Are you new to using desktop push notifications as part of your marketing strategy? If so, it makes sense to familiarize yourself with a few simple dos and don’ts for running your push campaign.
Dos and Don’ts of Desktop Notifications
Posted on Friday, December 15, 2017
Send your notifications to the right audience.Are you new to using desktop push notifications as part of your marketing strategy? If so, it makes sense to familiarize yourself with a few simple dos and don’ts for running your push campaign. DOS
- Have a clear vision for your campaign. What do you want to do with it? Who are you hoping to engage? How are you defining success?
- Be concise. Put value up front, keep your copy short and to the point, and ask yourself at every step what your audience will read into the message.
- Be creative. Sometimes, you just need to get to the point, but other times, you can use emoji if it fits your brand, make a joke if you are sure it will land with your audience, or otherwise have fun with it. If you are enjoying what you are doing, your users will enjoy reading it.
- A/B test your messages. Constant testing not only helps you figure out what your audience is interested in and keeps your messaging fresh, it also helps you keep ahead of audience demand and get a sense of what your users are most interested in knowing.
- Look at metrics. Timing, clickthrough, and other measures of engagement and reaction are crucial to working out the effectiveness of a campaign.
- Pay attention to timing and the tone of the room. You should push when your users are most likely to be interested and are active online. Keep an eye on the news and be ready to shut down notifications that might read as insensitive. Netflix, for example, was careful about how it pushed out alerts about its TV show The Punisher to avoid seeming like it was attempting to exploit violence in the news.

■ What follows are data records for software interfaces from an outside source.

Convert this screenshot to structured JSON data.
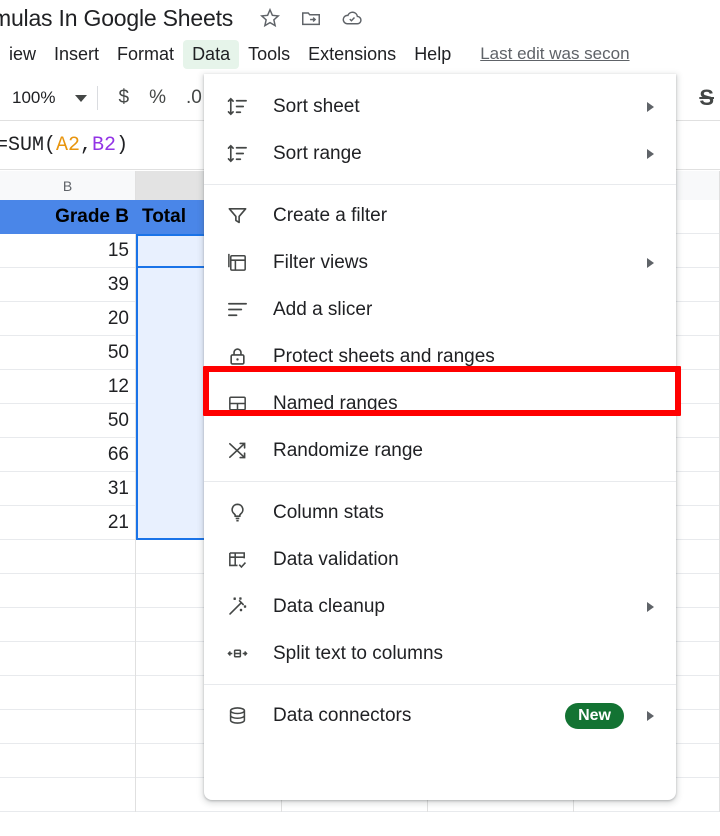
{
  "titlebar": {
    "doc_title": "mulas In Google Sheets",
    "icons": [
      {
        "name": "star-icon",
        "label": "Star"
      },
      {
        "name": "move-to-folder-icon",
        "label": "Move"
      },
      {
        "name": "cloud-saved-icon",
        "label": "Saved to Drive"
      }
    ]
  },
  "menubar": {
    "items": [
      {
        "label": "iew",
        "active": false
      },
      {
        "label": "Insert",
        "active": false
      },
      {
        "label": "Format",
        "active": false
      },
      {
        "label": "Data",
        "active": true
      },
      {
        "label": "Tools",
        "active": false
      },
      {
        "label": "Extensions",
        "active": false
      },
      {
        "label": "Help",
        "active": false
      }
    ],
    "last_edit": "Last edit was secon"
  },
  "toolbar": {
    "zoom_value": "100%",
    "currency_label": "$",
    "percent_label": "%",
    "decimal_label": ".0",
    "strikethrough_label": "S"
  },
  "formulabar": {
    "formula_prefix": "=SUM(",
    "ref_a": "A2",
    "comma": ",",
    "ref_b": "B2",
    "formula_suffix": ")"
  },
  "sheet": {
    "column_headers": [
      "B",
      ""
    ],
    "header_row": [
      "Grade B",
      "Total"
    ],
    "grade_b_values": [
      "15",
      "39",
      "20",
      "50",
      "12",
      "50",
      "66",
      "31",
      "21"
    ],
    "total_values": [
      "",
      "",
      "",
      "",
      "",
      "",
      "",
      "",
      ""
    ],
    "selected_column_header": "",
    "accent_header_bg": "#4a86e8",
    "selection_fill": "#e8f0fe",
    "selection_border": "#1a73e8"
  },
  "data_menu": {
    "groups": [
      {
        "items": [
          {
            "label": "Sort sheet",
            "icon": "sort-sheet-icon",
            "arrow": true,
            "badge": null
          },
          {
            "label": "Sort range",
            "icon": "sort-range-icon",
            "arrow": true,
            "badge": null
          }
        ]
      },
      {
        "items": [
          {
            "label": "Create a filter",
            "icon": "filter-icon",
            "arrow": false,
            "badge": null
          },
          {
            "label": "Filter views",
            "icon": "filter-views-icon",
            "arrow": true,
            "badge": null
          },
          {
            "label": "Add a slicer",
            "icon": "slicer-icon",
            "arrow": false,
            "badge": null
          },
          {
            "label": "Protect sheets and ranges",
            "icon": "lock-icon",
            "arrow": false,
            "badge": null,
            "highlighted": true
          },
          {
            "label": "Named ranges",
            "icon": "named-ranges-icon",
            "arrow": false,
            "badge": null
          },
          {
            "label": "Randomize range",
            "icon": "randomize-icon",
            "arrow": false,
            "badge": null
          }
        ]
      },
      {
        "items": [
          {
            "label": "Column stats",
            "icon": "lightbulb-icon",
            "arrow": false,
            "badge": null
          },
          {
            "label": "Data validation",
            "icon": "data-validation-icon",
            "arrow": false,
            "badge": null
          },
          {
            "label": "Data cleanup",
            "icon": "data-cleanup-icon",
            "arrow": true,
            "badge": null
          },
          {
            "label": "Split text to columns",
            "icon": "split-text-icon",
            "arrow": false,
            "badge": null
          }
        ]
      },
      {
        "items": [
          {
            "label": "Data connectors",
            "icon": "database-icon",
            "arrow": true,
            "badge": "New"
          }
        ]
      }
    ],
    "highlight_color": "#ff0000"
  }
}
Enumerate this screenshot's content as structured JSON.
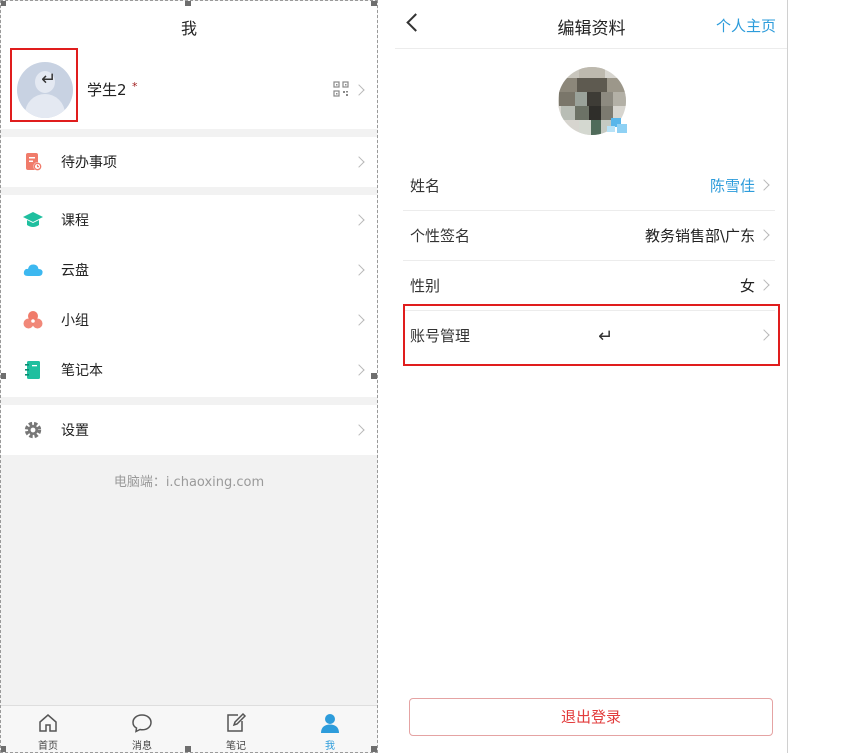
{
  "left": {
    "header": {
      "title": "我"
    },
    "profile": {
      "name": "学生2",
      "mark": "*",
      "return_glyph": "↵",
      "avatar_icon": "default-avatar-icon",
      "qr_icon": "qr-code-icon"
    },
    "menu_groups": [
      {
        "items": [
          {
            "label": "待办事项",
            "icon": "todo-icon",
            "color": "#f07b6a"
          }
        ]
      },
      {
        "items": [
          {
            "label": "课程",
            "icon": "course-cap-icon",
            "color": "#1fbf9f"
          },
          {
            "label": "云盘",
            "icon": "cloud-icon",
            "color": "#3db8f0"
          },
          {
            "label": "小组",
            "icon": "group-icon",
            "color": "#f07b6a"
          },
          {
            "label": "笔记本",
            "icon": "notebook-icon",
            "color": "#1fbf9f"
          }
        ]
      },
      {
        "items": [
          {
            "label": "设置",
            "icon": "settings-gear-icon",
            "color": "#777777"
          }
        ]
      }
    ],
    "footer": {
      "text": "电脑端：i.chaoxing.com"
    },
    "tabbar": [
      {
        "label": "首页",
        "icon": "home-icon",
        "active": false
      },
      {
        "label": "消息",
        "icon": "message-icon",
        "active": false
      },
      {
        "label": "笔记",
        "icon": "note-edit-icon",
        "active": false
      },
      {
        "label": "我",
        "icon": "me-person-icon",
        "active": true
      }
    ]
  },
  "right": {
    "header": {
      "back_icon": "back-chevron-icon",
      "title": "编辑资料",
      "home_link": "个人主页"
    },
    "fields": [
      {
        "label": "姓名",
        "value": "陈雪佳",
        "accent": true
      },
      {
        "label": "个性签名",
        "value": "教务销售部\\广东",
        "accent": false
      },
      {
        "label": "性别",
        "value": "女",
        "accent": false
      },
      {
        "label": "账号管理",
        "value": "",
        "accent": false
      }
    ],
    "return_glyph": "↵",
    "logout_label": "退出登录"
  },
  "colors": {
    "accent": "#2d9cdb",
    "highlight_box": "#e01d1d",
    "logout": "#e23b3b",
    "active_tab": "#2d9cdb"
  }
}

Get attention, but positive attention, with notifications.DON’TS
- Don’t be repetitive. It may feel like there are only so many ways to tell somebody there is a new blog entry or a sale, but that is no excuse for stale copy.
- Don’t be impersonal. Everyone has gotten that Dear [NAME] message from failed mail merges, and it stings to discover that the company sending the message does not care. Make your messages personal and human.
- Don’t overdo it. Nobody wants to be bombarded with messages from, well, pretty much anybody, especially during the workweek. Limit your push to one or two very effective messages.
- Don’t give it all away in the push. Always remember the value of push notifications is to get people to click, not to explain in detail why they should click. If you are advertising a new product or feature, it is more important that your readers know about it and click through to learn more about it.
- Don’t push before you think. Always ask yourself if the message will get you closer to your goal, if it is well written, and if it is a message you would want to see during the workday if you were one of your users.